**People act differently in groups (Emile Durkheim). Society is greater than the sum of its inhabitants.
**Change is constant and ubiquitous. Nothing is static. The only thing that doesnít change is change itself (I Ching; Tao Te Ching; Heraclitus; Euripides; theory of becoming; Georg Simmel). People, languages, societies, and cultures are always changing, most often very slowly but occasionally very quickly. People generally both fear and embrace change.
**People are always making choices and these always involve social opportunity costs. Even when we donít want to or donít even consciously think about it, we are making choices. Even choosing not to choose is making a choice. Choices are therefore inevitable. Everything we do (or donít do) and everything that is done (or not done) has effects on ourselves and others (Immanuel Kantís "categorical imperative").
**Common sense is generally the common ideas associated with mainstream society and its dominant ideologies. The ruling ideas of the day are the ideas of the ruling class (Karl Marx).

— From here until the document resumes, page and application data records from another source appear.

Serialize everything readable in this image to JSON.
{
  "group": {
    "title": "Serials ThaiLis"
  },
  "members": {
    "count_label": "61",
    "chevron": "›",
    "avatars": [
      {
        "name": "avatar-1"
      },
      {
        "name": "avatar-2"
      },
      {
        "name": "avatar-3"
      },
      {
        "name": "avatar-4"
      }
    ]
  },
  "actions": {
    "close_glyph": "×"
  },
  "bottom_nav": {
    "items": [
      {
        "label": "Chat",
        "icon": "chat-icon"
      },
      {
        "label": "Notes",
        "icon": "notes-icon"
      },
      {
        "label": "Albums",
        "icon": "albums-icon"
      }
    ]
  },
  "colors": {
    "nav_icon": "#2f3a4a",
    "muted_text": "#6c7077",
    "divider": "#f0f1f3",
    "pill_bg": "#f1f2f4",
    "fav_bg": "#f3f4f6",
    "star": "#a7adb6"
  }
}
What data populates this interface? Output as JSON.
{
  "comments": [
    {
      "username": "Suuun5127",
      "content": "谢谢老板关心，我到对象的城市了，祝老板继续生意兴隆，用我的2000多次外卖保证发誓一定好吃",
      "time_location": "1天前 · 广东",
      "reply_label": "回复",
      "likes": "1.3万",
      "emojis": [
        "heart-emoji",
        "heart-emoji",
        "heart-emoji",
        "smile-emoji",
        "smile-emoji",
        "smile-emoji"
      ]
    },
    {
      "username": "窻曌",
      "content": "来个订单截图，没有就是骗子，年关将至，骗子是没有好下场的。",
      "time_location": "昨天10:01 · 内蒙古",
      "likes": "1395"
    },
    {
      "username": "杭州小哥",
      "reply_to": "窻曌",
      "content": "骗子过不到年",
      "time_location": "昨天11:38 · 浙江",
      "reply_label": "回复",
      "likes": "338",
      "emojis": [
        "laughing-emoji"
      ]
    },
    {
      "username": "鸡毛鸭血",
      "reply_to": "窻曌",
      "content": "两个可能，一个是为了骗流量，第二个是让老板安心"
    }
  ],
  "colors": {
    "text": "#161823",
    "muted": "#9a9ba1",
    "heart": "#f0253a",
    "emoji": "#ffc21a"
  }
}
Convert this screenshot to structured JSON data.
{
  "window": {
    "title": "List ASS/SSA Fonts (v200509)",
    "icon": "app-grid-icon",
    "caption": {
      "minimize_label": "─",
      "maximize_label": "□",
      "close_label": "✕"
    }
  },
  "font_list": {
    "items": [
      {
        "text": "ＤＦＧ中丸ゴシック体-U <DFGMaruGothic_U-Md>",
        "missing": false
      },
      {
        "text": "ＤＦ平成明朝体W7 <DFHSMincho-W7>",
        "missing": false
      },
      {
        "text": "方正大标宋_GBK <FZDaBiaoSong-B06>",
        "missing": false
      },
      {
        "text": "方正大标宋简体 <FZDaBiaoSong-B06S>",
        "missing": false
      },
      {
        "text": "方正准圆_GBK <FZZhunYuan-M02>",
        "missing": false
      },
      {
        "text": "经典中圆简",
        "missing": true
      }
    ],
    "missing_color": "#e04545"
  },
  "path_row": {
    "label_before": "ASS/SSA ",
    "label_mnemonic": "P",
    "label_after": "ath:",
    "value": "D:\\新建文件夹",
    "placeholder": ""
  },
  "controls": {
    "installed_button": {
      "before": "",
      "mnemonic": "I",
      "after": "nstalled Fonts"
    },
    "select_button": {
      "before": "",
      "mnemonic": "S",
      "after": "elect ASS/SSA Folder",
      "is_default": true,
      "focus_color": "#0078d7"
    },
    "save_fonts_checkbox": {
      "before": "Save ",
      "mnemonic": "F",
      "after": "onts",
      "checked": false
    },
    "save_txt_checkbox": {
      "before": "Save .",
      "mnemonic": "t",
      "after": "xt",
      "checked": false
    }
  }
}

**Everything is, in some way, related to everything else ( Erwin Schrodingerís "entanglement"(**) ; Stanley Milgramís " degrees of separation"). Change in one area often produces change in other areas. Very small changes in the initial circumstances of a process can lead to very large changes in the outcomes (ecosystems analysis; chaos theory). "We are caught in an inescapable network of mutuality" (Martin Luther King, Jr.).
**Race, class, gender, and sexuality, as well as other axes of power, are omnipresent in society, even when these issues may appear absent. They are not just master characteristics of people, they are also projects and processes that are "carried out", "done", "accomplished", "performed", and enforced by creating or maintaining social differences, and are embedded in social interaction (Candace West and Don Zimmerman; Judith Butler). "Identities are often personal and political projects in which we participate" (Craig Calhoun(**) ). None of these characteristics are biological, natural, or fixed, but rather are processes which are continuously socially constructed, deconstructed, and reconstructed. Identities are created and recreated through collective action, producing feelings of "us" (or "we") and "them" (or "other"), sometimes referred to as "othering". These master characteristics co-define and re-produce each other, while they also infuse all social relations and social structures.
**Social phenomena (including people) are processes as well as events ( Alfred North Whitehead; Mae-Wan Ho). Things happen, but they also have a context in which they happen, especially a history and a future. Events and processes co-exist in relation to other events and processes (event-process tracing).
**Most societal problems are social and therefore cannot be solved by technical means alone, but rather can only be solved by incorporating moral and social changes (Garrett Hardin).
**Acts arenít criminal until we as a society deem them so. We do not dislike actions that are criminal, rather we criminalize actions that we do not like (Emile Durkheim).
**Culture guides action. Everyone thinks, speaks, feels, views, creates, enjoys, works, behaves, resists, protests, loves, learns, rears, dreams, fights, consumes, develops, exists, and dies in a cultural context (Clifford Geertz).
**People search for meaning, love, acceptance, interaction, belonging, and community. People also try to make sense of their world and often act to reduce uncertainty. Therefore, they join groups, create families, make friends, form attachments, have children, construct belief systems, name objects and phenomena, engage in rituals, tell stories and jokes, make love, create art, build things, and follow traditions. Money is sometimes held out as a substitute for meaning, yet it rarely, if ever, successfully becomes so.